Web page and app entries:
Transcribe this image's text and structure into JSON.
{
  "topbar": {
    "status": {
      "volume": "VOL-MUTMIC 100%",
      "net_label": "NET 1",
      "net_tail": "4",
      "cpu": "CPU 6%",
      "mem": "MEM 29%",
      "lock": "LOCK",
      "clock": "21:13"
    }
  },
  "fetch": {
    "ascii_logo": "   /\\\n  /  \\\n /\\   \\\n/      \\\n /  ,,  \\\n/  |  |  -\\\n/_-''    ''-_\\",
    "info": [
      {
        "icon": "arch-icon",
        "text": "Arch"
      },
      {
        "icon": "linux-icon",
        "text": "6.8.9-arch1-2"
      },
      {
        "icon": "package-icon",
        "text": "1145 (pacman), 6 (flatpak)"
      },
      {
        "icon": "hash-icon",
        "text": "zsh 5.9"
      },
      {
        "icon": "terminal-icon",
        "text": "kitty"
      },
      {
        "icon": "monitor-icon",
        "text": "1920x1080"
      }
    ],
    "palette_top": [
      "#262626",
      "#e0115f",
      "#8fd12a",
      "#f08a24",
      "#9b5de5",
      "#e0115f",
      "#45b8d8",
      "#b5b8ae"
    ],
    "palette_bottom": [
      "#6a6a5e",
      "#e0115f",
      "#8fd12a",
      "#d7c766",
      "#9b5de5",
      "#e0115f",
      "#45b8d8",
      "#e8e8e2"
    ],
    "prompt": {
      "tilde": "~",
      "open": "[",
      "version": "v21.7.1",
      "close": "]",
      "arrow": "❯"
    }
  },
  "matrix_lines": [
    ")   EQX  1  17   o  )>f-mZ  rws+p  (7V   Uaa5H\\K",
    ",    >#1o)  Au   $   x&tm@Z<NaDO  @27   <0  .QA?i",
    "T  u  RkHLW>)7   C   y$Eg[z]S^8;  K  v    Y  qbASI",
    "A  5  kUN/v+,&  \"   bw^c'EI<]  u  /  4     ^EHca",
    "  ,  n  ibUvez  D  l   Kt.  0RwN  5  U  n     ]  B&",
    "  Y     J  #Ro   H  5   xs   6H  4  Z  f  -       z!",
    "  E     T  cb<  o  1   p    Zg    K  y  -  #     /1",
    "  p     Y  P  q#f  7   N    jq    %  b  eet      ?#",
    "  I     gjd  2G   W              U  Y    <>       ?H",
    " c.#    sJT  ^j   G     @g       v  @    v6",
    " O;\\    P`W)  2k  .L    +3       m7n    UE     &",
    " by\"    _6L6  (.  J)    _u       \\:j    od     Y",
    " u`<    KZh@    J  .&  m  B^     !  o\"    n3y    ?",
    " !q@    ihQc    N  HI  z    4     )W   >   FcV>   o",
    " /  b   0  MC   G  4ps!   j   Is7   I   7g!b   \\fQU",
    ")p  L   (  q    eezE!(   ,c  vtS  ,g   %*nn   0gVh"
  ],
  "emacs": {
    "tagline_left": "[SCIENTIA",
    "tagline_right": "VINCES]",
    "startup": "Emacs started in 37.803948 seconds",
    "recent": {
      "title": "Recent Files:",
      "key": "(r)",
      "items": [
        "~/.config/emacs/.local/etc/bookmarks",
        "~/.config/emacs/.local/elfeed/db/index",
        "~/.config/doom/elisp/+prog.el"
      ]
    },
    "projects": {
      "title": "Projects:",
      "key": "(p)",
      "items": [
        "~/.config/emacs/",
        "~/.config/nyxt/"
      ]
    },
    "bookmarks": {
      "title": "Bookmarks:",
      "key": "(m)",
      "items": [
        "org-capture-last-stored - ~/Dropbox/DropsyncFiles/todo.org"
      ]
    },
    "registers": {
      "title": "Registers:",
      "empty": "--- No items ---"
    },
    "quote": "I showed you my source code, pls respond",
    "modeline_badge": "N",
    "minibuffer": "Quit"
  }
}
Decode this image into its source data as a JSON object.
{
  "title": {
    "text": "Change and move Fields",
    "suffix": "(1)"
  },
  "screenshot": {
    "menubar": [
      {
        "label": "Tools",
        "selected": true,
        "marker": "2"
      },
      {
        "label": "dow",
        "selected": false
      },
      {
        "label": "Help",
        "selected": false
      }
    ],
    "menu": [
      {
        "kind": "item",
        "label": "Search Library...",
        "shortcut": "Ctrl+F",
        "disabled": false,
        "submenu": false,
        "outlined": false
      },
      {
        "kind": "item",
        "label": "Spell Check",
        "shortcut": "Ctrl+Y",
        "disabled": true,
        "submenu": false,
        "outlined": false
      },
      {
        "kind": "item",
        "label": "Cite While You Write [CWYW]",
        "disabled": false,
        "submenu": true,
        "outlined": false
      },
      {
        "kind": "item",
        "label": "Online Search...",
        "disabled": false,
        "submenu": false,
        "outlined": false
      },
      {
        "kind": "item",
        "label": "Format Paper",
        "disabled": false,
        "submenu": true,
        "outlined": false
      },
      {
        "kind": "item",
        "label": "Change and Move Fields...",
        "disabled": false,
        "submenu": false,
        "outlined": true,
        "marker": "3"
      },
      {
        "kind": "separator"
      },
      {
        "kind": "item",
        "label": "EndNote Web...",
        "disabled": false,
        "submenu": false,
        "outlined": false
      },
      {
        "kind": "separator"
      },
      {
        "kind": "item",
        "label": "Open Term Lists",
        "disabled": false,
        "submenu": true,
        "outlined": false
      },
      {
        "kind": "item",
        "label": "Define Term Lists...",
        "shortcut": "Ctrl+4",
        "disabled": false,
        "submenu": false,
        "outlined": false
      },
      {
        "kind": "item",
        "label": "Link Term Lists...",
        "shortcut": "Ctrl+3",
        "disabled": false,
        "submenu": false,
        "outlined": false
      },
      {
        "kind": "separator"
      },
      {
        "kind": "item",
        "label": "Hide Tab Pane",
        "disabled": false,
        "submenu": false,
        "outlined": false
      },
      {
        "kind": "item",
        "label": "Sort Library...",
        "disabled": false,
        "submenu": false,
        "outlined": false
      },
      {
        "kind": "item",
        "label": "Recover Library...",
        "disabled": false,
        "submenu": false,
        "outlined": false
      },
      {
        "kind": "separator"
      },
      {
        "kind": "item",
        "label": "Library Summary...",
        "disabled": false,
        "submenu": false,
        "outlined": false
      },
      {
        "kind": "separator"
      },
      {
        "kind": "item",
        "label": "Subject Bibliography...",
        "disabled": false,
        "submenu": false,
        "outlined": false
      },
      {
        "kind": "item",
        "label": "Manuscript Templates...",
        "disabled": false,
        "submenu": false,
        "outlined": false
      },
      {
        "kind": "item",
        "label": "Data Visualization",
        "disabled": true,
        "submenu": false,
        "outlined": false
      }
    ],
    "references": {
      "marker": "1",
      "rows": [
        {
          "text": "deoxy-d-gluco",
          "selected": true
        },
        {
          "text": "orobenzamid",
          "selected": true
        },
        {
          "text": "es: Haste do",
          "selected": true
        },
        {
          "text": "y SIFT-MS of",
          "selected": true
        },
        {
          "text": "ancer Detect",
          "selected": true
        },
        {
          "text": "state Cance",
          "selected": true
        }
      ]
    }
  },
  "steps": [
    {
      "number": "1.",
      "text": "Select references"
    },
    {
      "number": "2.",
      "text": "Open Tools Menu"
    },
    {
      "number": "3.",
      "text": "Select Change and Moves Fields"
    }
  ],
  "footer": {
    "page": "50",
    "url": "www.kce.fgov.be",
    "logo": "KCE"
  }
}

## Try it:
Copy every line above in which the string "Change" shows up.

## Response to this exercise:
    "text": "Change and move Fields",
        "label": "Change and Move Fields...",
      "text": "Select Change and Moves Fields"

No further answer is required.